Content starts

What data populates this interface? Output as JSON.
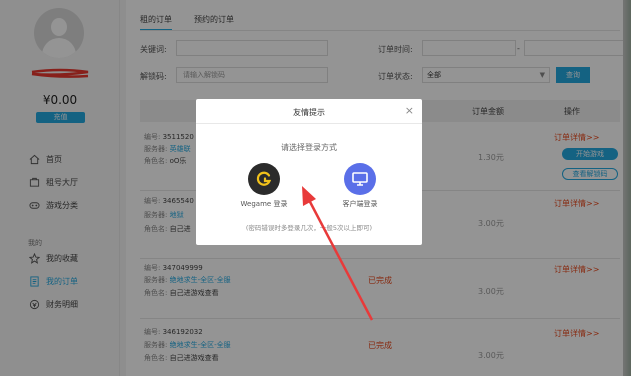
{
  "sidebar": {
    "balance": "¥0.00",
    "recharge_label": "充值",
    "nav": [
      {
        "label": "首页",
        "icon": "home-icon"
      },
      {
        "label": "租号大厅",
        "icon": "hall-icon"
      },
      {
        "label": "游戏分类",
        "icon": "category-icon"
      }
    ],
    "group_label": "我的",
    "my": [
      {
        "label": "我的收藏",
        "icon": "star-icon"
      },
      {
        "label": "我的订单",
        "icon": "order-icon"
      },
      {
        "label": "财务明细",
        "icon": "finance-icon"
      }
    ]
  },
  "main": {
    "tabs": [
      "租的订单",
      "预约的订单"
    ],
    "filters": {
      "keyword_label": "关键词:",
      "order_time_label": "订单时间:",
      "time_separator": "-",
      "unlock_code_label": "解锁码:",
      "unlock_code_placeholder": "请输入解锁码",
      "order_status_label": "订单状态:",
      "order_status_value": "全部",
      "query_label": "查询"
    },
    "columns": {
      "amount": "订单金额",
      "action": "操作"
    },
    "orders": [
      {
        "no_label": "编号:",
        "no": "3511520",
        "server_label": "服务器:",
        "server": "英雄联",
        "role_label": "角色名:",
        "role": "oO乐",
        "amount": "1.30元",
        "detail": "订单详情>>",
        "start_label": "开始游戏",
        "unlock_label": "查看解锁码"
      },
      {
        "no_label": "编号:",
        "no": "3465540",
        "server_label": "服务器:",
        "server": "地狱",
        "role_label": "角色名:",
        "role": "自己进",
        "amount": "3.00元",
        "detail": "订单详情>>"
      },
      {
        "no_label": "编号:",
        "no": "347049999",
        "server_label": "服务器:",
        "server": "绝地求生-全区-全服",
        "role_label": "角色名:",
        "role": "自己进游戏查看",
        "status": "已完成",
        "amount": "3.00元",
        "detail": "订单详情>>"
      },
      {
        "no_label": "编号:",
        "no": "346192032",
        "server_label": "服务器:",
        "server": "绝地求生-全区-全服",
        "role_label": "角色名:",
        "role": "自己进游戏查看",
        "status": "已完成",
        "amount": "3.00元",
        "detail": "订单详情>>"
      }
    ]
  },
  "dialog": {
    "title": "友情提示",
    "close": "×",
    "prompt": "请选择登录方式",
    "options": [
      {
        "label": "Wegame 登录",
        "icon": "wegame-icon",
        "color": "#2b2b2b"
      },
      {
        "label": "客户端登录",
        "icon": "monitor-icon",
        "color": "#5a6fe8"
      }
    ],
    "hint": "(密码错误时多登录几次，一般5次以上即可)"
  },
  "colors": {
    "accent": "#24a9e1",
    "warning": "#e8491d",
    "arrow": "#e83a3a"
  }
}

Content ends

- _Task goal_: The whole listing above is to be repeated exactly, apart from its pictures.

- _Completed exercise_:
What data populates this interface? Output as JSON.
{
  "sidebar": {
    "balance": "¥0.00",
    "recharge_label": "充值",
    "nav": [
      {
        "label": "首页",
        "icon": "home-icon"
      },
      {
        "label": "租号大厅",
        "icon": "hall-icon"
      },
      {
        "label": "游戏分类",
        "icon": "category-icon"
      }
    ],
    "group_label": "我的",
    "my": [
      {
        "label": "我的收藏",
        "icon": "star-icon"
      },
      {
        "label": "我的订单",
        "icon": "order-icon"
      },
      {
        "label": "财务明细",
        "icon": "finance-icon"
      }
    ]
  },
  "main": {
    "tabs": [
      "租的订单",
      "预约的订单"
    ],
    "filters": {
      "keyword_label": "关键词:",
      "order_time_label": "订单时间:",
      "time_separator": "-",
      "unlock_code_label": "解锁码:",
      "unlock_code_placeholder": "请输入解锁码",
      "order_status_label": "订单状态:",
      "order_status_value": "全部",
      "query_label": "查询"
    },
    "columns": {
      "amount": "订单金额",
      "action": "操作"
    },
    "orders": [
      {
        "no_label": "编号:",
        "no": "3511520",
        "server_label": "服务器:",
        "server": "英雄联",
        "role_label": "角色名:",
        "role": "oO乐",
        "amount": "1.30元",
        "detail": "订单详情>>",
        "start_label": "开始游戏",
        "unlock_label": "查看解锁码"
      },
      {
        "no_label": "编号:",
        "no": "3465540",
        "server_label": "服务器:",
        "server": "地狱",
        "role_label": "角色名:",
        "role": "自己进",
        "amount": "3.00元",
        "detail": "订单详情>>"
      },
      {
        "no_label": "编号:",
        "no": "347049999",
        "server_label": "服务器:",
        "server": "绝地求生-全区-全服",
        "role_label": "角色名:",
        "role": "自己进游戏查看",
        "status": "已完成",
        "amount": "3.00元",
        "detail": "订单详情>>"
      },
      {
        "no_label": "编号:",
        "no": "346192032",
        "server_label": "服务器:",
        "server": "绝地求生-全区-全服",
        "role_label": "角色名:",
        "role": "自己进游戏查看",
        "status": "已完成",
        "amount": "3.00元",
        "detail": "订单详情>>"
      }
    ]
  },
  "dialog": {
    "title": "友情提示",
    "close": "×",
    "prompt": "请选择登录方式",
    "options": [
      {
        "label": "Wegame 登录",
        "icon": "wegame-icon",
        "color": "#2b2b2b"
      },
      {
        "label": "客户端登录",
        "icon": "monitor-icon",
        "color": "#5a6fe8"
      }
    ],
    "hint": "(密码错误时多登录几次，一般5次以上即可)"
  },
  "colors": {
    "accent": "#24a9e1",
    "warning": "#e8491d",
    "arrow": "#e83a3a"
  }
}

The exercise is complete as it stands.